John Ernst Steinbeck, Jr. (February 27, 1902 – December 20, 1968) was an American writer. He wrote the Pulitzer Prize-winning novel The Grapes of Wrath (1939) and the novella Of Mice and Men (1937). He wrote a total of twenty-seven books, including sixteen novels, six non-fiction books and five collections of short stories. In 1962, Steinbeck received the Nobel Prize for Literature.
James Branch Cabell, pronounced /ˈkæbəl/ (April 14, 1879 – May 5, 1958) was an American author of fantasy fiction and belles lettres. Cabell was well regarded by his contemporaries, including H. L. Mencken and Sinclair Lewis. His works were considered escapist and fit well in the culture of the 1920s, when his works were most popular. For Cabell, veracity was "the one unpardonable sin, not merely against art, but against human welfare.
Jack Kerouac (March 12, 1922 – October 21, 1969) was an American novelist and poet. Alongside William S. Burroughs and Allen Ginsberg, he is considered a pioneer of the Beat Generation, and a literary iconoclast. Kerouac is held as an important writer both for his spontaneous style and for his content which consistently dealt with such topics as jazz, promiscuity, Buddhism, drugs, poverty, and travel. His writings have inspired several prominent writers, including Hunter S.
Jack Laurence Chalker (December 17, 1944 – February 11, 2005) was an American science fiction author. Chalker was also a Baltimore City Schools history teacher in Maryland for a time. He also was a member of the Washington Science Fiction Association and was involved in the founding of the Baltimore Science Fiction Society.
James Earl "Jimmy" Carter, Jr. (born October 1, 1924) served as the 39th President of the United States from 1977 to 1981 and was the recipient of the 2002 Nobel Peace Prize, the only U.S. President to have received the Prize after leaving office. Before he became President, Carter served two terms as a Georgia State Senator and one as Governor of Georgia, from 1971 to 1975, and was a peanut farmer and naval officer.
Joanna Russ (born February 22, 1937) is an American writer, academic and feminist. She is the author of a number of works of science fiction, fantasy and feminist literary criticism and is best known for The Female Man, a novel combining utopian fiction and satire.

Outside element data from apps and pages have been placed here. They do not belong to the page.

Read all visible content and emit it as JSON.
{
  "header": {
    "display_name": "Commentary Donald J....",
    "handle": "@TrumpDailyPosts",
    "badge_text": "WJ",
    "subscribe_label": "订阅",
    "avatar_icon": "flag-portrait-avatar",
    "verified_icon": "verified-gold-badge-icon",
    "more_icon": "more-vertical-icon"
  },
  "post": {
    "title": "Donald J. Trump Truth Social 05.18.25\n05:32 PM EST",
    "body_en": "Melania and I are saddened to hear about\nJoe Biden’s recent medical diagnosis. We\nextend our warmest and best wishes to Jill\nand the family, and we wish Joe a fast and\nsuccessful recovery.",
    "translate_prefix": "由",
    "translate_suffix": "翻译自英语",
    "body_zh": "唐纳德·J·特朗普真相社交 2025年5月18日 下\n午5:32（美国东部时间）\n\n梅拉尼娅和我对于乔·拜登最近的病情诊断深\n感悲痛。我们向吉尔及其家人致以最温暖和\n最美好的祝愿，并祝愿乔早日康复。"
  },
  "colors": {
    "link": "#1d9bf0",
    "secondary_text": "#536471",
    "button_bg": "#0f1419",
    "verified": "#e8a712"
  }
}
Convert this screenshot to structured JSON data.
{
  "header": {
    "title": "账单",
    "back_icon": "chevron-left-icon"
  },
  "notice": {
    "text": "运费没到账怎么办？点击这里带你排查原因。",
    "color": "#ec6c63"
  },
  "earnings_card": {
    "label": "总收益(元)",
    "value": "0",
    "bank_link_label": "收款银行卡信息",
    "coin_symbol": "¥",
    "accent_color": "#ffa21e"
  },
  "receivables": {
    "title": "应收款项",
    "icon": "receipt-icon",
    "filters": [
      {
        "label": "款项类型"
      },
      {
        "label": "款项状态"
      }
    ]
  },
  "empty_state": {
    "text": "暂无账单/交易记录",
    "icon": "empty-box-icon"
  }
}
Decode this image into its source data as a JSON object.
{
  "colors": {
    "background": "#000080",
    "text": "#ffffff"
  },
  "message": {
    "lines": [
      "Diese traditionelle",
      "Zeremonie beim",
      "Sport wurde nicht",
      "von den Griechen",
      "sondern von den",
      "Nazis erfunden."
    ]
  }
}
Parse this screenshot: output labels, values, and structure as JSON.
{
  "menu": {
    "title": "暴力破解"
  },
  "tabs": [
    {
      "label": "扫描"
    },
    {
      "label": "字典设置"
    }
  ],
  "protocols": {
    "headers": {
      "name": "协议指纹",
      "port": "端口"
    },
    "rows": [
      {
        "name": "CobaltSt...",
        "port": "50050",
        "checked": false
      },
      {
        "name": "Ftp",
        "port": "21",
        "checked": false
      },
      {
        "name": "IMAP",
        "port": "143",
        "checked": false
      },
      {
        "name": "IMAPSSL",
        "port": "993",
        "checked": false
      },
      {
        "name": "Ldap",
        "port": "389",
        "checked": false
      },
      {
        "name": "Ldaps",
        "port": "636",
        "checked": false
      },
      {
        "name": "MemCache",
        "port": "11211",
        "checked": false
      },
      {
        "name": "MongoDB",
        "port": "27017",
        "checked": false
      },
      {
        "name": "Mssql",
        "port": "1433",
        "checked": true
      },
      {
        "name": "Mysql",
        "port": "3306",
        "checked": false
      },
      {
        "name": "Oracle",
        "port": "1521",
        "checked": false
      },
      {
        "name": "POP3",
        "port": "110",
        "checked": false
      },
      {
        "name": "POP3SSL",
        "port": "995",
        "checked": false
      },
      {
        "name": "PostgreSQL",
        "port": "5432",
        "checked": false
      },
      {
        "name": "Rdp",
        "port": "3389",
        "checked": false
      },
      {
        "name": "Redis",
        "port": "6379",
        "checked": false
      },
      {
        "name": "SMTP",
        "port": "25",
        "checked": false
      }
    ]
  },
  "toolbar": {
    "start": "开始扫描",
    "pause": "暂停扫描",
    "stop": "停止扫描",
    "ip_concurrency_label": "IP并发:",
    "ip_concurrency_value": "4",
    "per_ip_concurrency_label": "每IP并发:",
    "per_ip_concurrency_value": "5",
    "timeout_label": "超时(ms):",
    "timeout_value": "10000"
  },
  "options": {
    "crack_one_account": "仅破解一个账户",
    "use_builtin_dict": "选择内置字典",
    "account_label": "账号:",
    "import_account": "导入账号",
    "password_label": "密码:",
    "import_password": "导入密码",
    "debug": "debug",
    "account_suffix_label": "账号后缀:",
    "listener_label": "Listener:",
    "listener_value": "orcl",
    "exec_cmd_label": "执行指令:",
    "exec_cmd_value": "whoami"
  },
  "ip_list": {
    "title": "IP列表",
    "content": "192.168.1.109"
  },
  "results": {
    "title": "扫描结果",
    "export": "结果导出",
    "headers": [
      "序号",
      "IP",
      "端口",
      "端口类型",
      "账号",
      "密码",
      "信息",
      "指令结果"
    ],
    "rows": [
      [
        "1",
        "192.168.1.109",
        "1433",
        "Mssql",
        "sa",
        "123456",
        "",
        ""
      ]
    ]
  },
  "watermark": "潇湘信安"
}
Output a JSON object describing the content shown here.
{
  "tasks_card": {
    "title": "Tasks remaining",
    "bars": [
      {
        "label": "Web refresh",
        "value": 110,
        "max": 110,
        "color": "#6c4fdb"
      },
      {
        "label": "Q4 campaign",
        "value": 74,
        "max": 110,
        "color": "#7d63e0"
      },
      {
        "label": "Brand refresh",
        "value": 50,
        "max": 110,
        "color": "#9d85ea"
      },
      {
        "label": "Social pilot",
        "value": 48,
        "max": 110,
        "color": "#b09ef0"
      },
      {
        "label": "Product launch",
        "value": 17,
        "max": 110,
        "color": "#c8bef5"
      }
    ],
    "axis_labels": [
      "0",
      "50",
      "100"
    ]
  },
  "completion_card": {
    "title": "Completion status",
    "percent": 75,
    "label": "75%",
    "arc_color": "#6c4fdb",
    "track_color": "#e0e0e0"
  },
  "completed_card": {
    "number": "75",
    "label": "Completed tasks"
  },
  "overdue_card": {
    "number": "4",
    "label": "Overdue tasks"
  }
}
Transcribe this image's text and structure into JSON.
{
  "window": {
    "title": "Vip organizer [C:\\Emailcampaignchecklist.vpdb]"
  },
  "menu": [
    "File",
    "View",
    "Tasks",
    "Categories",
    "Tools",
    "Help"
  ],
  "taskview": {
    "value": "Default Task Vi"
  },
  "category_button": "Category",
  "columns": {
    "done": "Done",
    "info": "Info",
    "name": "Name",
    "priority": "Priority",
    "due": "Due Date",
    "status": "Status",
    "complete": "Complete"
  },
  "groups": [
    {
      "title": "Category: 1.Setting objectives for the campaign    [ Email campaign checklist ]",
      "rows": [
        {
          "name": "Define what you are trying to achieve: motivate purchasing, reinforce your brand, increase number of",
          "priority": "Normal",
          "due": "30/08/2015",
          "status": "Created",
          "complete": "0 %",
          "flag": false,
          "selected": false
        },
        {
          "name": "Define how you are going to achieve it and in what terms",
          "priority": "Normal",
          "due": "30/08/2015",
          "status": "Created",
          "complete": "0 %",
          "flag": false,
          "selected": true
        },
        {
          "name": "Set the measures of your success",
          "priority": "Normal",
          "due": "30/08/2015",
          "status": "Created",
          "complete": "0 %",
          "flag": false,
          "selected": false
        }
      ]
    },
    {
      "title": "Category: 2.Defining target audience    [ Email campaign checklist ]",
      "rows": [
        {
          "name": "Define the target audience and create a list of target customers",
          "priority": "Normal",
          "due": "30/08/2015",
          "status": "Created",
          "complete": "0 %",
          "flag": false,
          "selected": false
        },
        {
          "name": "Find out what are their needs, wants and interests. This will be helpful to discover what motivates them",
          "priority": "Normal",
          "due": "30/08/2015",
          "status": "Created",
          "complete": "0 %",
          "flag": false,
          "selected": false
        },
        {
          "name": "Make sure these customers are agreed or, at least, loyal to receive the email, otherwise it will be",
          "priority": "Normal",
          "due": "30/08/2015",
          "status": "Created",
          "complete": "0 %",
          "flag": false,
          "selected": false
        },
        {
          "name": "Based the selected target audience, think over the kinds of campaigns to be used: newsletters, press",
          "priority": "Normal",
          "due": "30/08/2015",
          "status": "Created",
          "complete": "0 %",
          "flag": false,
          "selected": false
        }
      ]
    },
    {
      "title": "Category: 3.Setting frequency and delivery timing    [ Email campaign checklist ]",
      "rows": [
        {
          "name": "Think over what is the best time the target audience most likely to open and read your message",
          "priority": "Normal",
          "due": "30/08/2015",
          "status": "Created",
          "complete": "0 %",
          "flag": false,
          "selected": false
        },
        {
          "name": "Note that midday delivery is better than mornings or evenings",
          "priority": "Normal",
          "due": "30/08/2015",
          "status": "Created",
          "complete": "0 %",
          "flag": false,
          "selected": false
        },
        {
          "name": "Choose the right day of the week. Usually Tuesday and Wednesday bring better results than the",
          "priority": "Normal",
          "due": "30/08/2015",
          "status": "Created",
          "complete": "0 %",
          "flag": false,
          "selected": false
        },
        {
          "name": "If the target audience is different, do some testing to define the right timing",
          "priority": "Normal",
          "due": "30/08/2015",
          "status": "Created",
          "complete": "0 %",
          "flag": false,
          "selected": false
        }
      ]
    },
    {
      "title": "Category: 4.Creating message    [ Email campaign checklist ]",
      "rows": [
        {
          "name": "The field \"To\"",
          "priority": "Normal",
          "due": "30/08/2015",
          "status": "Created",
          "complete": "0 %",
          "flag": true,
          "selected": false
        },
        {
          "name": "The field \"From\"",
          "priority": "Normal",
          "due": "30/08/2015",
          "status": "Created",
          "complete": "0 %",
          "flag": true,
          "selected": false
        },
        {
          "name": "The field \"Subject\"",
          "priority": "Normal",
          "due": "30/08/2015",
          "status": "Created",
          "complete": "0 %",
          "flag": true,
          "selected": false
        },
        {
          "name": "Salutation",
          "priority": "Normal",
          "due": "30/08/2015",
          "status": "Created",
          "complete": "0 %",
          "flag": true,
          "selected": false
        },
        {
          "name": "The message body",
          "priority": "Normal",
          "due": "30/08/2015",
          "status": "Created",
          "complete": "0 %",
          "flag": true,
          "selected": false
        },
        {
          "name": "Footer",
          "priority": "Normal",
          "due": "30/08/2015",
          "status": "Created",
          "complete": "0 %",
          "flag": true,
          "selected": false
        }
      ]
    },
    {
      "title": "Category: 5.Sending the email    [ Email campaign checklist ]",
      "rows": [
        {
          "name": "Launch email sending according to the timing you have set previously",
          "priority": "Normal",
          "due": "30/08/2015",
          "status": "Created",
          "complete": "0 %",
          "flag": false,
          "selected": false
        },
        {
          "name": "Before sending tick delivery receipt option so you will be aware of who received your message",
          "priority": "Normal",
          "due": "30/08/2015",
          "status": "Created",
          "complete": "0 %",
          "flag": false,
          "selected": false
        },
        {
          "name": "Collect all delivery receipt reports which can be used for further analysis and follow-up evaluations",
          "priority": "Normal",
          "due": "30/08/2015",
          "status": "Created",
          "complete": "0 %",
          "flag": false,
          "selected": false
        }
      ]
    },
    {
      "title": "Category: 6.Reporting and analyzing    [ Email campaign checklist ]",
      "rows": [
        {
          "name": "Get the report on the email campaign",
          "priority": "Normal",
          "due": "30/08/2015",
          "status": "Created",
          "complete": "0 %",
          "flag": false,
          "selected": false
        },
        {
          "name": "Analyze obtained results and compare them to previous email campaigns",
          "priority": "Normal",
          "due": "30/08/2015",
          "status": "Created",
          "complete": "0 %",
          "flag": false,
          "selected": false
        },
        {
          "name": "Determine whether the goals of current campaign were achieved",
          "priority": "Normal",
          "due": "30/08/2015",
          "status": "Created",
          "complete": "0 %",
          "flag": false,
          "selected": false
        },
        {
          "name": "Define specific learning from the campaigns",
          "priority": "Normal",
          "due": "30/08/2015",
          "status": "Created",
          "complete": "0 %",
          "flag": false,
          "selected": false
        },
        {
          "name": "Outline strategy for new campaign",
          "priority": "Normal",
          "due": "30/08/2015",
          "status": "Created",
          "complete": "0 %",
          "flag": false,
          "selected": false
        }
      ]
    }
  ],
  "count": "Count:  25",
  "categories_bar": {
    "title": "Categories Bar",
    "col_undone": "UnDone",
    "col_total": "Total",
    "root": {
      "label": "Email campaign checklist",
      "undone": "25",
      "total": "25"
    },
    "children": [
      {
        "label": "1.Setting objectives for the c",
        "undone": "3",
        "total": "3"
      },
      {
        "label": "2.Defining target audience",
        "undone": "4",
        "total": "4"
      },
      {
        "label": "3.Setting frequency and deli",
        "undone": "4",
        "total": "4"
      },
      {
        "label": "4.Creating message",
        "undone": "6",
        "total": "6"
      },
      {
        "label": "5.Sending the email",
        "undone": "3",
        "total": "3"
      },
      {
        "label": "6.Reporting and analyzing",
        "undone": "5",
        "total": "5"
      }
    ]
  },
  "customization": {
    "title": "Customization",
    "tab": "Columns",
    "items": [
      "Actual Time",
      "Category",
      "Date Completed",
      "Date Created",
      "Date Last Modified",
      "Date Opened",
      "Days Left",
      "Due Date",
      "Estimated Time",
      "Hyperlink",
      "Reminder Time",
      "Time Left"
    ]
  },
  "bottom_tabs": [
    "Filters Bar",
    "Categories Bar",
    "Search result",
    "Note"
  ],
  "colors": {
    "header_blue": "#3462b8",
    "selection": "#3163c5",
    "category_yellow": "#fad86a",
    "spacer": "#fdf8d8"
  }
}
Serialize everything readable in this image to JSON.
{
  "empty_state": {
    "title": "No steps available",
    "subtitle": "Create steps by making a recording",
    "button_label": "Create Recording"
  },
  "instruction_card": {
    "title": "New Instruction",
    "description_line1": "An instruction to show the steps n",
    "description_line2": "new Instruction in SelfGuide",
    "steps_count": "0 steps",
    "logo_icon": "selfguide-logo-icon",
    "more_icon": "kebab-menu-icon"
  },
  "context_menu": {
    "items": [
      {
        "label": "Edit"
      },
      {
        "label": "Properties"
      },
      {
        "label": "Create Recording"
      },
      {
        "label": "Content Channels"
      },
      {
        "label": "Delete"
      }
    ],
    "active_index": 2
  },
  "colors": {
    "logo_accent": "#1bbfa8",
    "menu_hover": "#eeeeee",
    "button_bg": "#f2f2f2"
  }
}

It used the device of parallel worlds as a form of a mediation of the ways that different societies might produce very different versions of the same person, and how all might interact and respond to sexism.
John Winslow Irving (born John Wallace Blunt, Jr. ; March 2, 1942) is an American novelist and Academy Award-winning screenwriter. Irving achieved critical and popular acclaim after the international success of The World According to Garp in 1978. Some of Irving's novels, such as The Cider House Rules and A Prayer for Owen Meany, have been bestsellers and many have been made into movies.
Jan Karon (b. 1937 in Lenoir, North Carolina) is an American writer and novelist, who has written for both children and adults. Janice Meredith Wilson was named after a popular novel, Janice Meredith. She retired from a career in advertising and moved to Blowing Rock, North Carolina to write. Among her awards are an ABBY Honor award for books in the Mitford series (set in the fictional community of Mitford, North Carolina).
John Wood Campbell, Jr. (June 8, 1910 – July 11, 1971) was an influential figure in American science fiction. As editor of Astounding Science Fiction, from late 1937 until his death, he is generally credited with shaping the so-called Golden Age of Science Fiction. Isaac Asimov called Campbell "the most powerful force in science fiction ever, and for the first ten years of his editorship he dominated the field completely.